“Finally they each felt at the same moment the great smoothing out of it all as the dogs increased their speed and the jerks and skids evened out into trembles and a smooth swinging as the ecstatic dogs made their way over the icy crust faster and faster until it seemed to the children lying there with their eyes staring straight up that they had left the land entirely and were rising to meet the snow and the vague pale colors that pulsed dimly everywhere in the sky.”
~ Linda Collins, “Meditation on Play, Thoughts on Death” from the collection Going to See the Leaves
The cousins moved in packs, sorted by age, the oldest three keeping our distance from the next oldest four who trailed us down the sidewalk to Mike’s for penny candy. Behind them were the little ones, a cluster of the next age group down. Those of us in the older pack were supposed to be watching those in the younger packs, but you know how well that works out when the age difference is so slight and yet so great. Barely a week in summer every few years when the San Francisco cousins would visit the Terre Haute cousins. But those memories are so strong and enduring: the heat and humidity, rain in summer—in summer!—and we didn’t have to go indoors when it rained—we splashed in it, sat on the front porch watching it, slept to it. We envied our cousins who lived in this wonderland of sensations, the smells and the crush of color, the flowers and shrubs and tangled vines over rotting wooden things like chicken coops, which no one had in San Francisco. They had railroad tracks we could walk over, dirt roads and back alleys, sheds and coops and back porches with deep sinks where we were told to wash up before we came into the house. One cousin even had a pump in the yard where we go the best tasting water! We ate fried chicken and mashed potatoes off of paper plates and drank iced tea out of tin cups. We sat on the back steps to eat watermelon, spitting the seeds into the yard. We dressed up to go downtown and see the sights of Terre Haute. We all came together at Deming Park with macaroni salad and Aunt Pearlina’s homemade noodles, desserts made of whipped Jello and whipping cream and bits of pineapple. Once we even waded in Honey Creek, the mud squishing between our toes, dragonflies darting.

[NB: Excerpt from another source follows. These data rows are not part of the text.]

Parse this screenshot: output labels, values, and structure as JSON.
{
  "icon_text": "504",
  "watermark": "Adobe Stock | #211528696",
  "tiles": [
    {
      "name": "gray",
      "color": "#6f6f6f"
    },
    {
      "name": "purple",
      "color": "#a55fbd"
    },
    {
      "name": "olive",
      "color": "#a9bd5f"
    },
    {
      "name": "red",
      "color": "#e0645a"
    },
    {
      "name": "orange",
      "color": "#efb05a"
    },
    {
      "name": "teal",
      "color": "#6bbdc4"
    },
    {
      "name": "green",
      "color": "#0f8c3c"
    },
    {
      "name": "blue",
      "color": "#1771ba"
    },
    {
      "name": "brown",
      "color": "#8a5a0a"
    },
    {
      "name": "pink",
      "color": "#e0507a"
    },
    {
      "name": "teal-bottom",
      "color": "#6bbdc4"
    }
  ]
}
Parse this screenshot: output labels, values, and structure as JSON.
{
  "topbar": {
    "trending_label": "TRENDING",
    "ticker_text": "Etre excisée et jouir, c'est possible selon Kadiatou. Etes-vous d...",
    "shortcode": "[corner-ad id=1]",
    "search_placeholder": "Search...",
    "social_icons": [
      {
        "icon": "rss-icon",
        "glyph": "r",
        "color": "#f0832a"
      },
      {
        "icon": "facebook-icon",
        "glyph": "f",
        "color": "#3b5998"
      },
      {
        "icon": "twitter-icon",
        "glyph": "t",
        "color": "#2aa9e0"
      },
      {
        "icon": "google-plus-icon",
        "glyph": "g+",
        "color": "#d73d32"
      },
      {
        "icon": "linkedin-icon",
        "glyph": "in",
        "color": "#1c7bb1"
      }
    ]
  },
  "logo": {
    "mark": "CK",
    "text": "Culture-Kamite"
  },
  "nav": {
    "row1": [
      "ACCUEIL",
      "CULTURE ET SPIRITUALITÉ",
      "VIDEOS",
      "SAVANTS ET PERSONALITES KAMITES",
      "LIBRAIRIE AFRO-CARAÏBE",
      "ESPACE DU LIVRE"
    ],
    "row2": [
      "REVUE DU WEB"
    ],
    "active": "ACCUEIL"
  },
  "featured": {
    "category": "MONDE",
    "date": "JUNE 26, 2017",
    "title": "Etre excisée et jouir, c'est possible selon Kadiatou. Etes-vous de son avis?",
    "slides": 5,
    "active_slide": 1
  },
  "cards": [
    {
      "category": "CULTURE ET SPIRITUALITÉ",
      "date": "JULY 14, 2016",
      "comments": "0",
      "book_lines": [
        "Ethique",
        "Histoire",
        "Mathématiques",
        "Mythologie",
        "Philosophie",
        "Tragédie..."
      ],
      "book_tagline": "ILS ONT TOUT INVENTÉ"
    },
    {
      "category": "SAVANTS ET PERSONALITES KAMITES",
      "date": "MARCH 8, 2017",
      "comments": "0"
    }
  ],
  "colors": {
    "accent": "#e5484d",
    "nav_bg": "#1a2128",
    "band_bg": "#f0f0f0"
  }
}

There was so much life in those summers, in the actual time we spent and in the memories that remain. That life was made up of family we loved and the rich sensations of childhood. Many of those people are gone now, some much too soon, others in the natural process of aging that leads to death. Those of us who remain love to share our common memories, our individual memories. We didn’t do anything special during those summer visits: no Disneyland, no ferris wheels, no movie theaters or water slide parks. The “special” was just being together, playing and talking and listening to the grownups talk. No cell phones, iPods, video games, GameBoys. Just cousins and aunts and uncles and the freedom to be.